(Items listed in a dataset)
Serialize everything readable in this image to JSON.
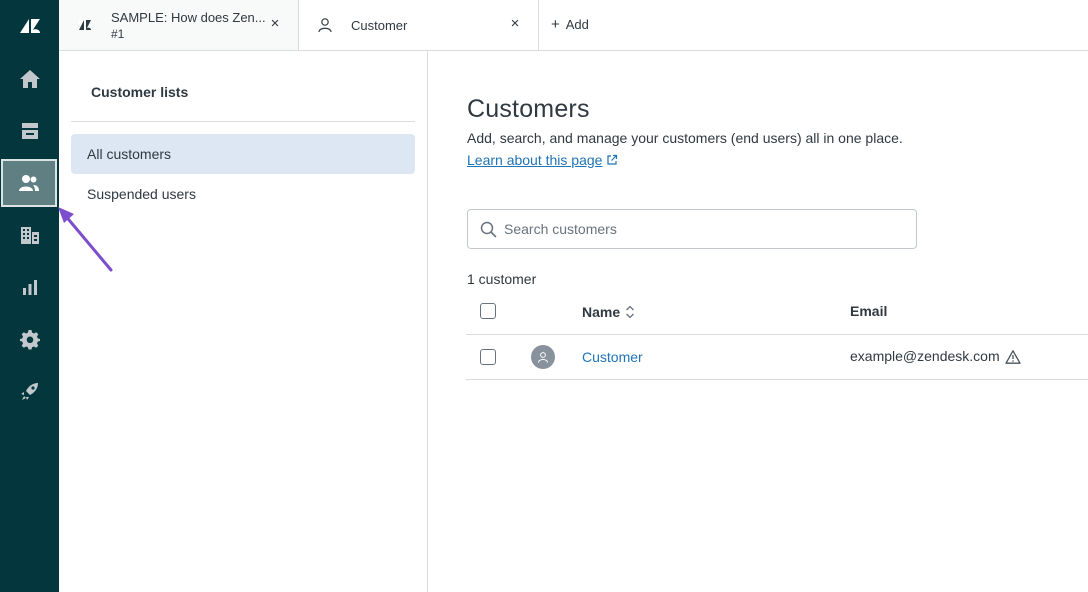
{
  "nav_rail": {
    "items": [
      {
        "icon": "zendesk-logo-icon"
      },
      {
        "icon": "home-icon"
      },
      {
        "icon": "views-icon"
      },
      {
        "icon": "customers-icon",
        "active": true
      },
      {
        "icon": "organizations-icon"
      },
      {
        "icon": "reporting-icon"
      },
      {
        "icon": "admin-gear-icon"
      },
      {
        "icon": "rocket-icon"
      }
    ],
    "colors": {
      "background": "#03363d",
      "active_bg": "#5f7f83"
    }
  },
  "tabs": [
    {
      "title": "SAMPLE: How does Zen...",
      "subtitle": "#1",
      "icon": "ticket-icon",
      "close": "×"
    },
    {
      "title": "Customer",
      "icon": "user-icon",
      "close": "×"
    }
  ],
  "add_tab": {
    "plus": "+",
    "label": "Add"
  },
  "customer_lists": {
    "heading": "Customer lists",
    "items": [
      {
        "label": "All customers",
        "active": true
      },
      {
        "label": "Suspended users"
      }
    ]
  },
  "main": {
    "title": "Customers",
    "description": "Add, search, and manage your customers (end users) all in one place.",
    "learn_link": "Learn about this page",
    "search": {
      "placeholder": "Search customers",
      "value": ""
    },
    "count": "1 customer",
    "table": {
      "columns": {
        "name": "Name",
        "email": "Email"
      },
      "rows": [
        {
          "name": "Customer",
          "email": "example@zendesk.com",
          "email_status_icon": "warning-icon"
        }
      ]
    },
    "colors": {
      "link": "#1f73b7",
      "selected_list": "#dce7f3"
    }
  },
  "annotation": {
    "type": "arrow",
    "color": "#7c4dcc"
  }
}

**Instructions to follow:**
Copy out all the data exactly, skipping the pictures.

**Task solution:**
Serialize everything readable in this image to JSON.
{
  "nav_rail": {
    "items": [
      {
        "icon": "zendesk-logo-icon"
      },
      {
        "icon": "home-icon"
      },
      {
        "icon": "views-icon"
      },
      {
        "icon": "customers-icon",
        "active": true
      },
      {
        "icon": "organizations-icon"
      },
      {
        "icon": "reporting-icon"
      },
      {
        "icon": "admin-gear-icon"
      },
      {
        "icon": "rocket-icon"
      }
    ],
    "colors": {
      "background": "#03363d",
      "active_bg": "#5f7f83"
    }
  },
  "tabs": [
    {
      "title": "SAMPLE: How does Zen...",
      "subtitle": "#1",
      "icon": "ticket-icon",
      "close": "×"
    },
    {
      "title": "Customer",
      "icon": "user-icon",
      "close": "×"
    }
  ],
  "add_tab": {
    "plus": "+",
    "label": "Add"
  },
  "customer_lists": {
    "heading": "Customer lists",
    "items": [
      {
        "label": "All customers",
        "active": true
      },
      {
        "label": "Suspended users"
      }
    ]
  },
  "main": {
    "title": "Customers",
    "description": "Add, search, and manage your customers (end users) all in one place.",
    "learn_link": "Learn about this page",
    "search": {
      "placeholder": "Search customers",
      "value": ""
    },
    "count": "1 customer",
    "table": {
      "columns": {
        "name": "Name",
        "email": "Email"
      },
      "rows": [
        {
          "name": "Customer",
          "email": "example@zendesk.com",
          "email_status_icon": "warning-icon"
        }
      ]
    },
    "colors": {
      "link": "#1f73b7",
      "selected_list": "#dce7f3"
    }
  },
  "annotation": {
    "type": "arrow",
    "color": "#7c4dcc"
  }
}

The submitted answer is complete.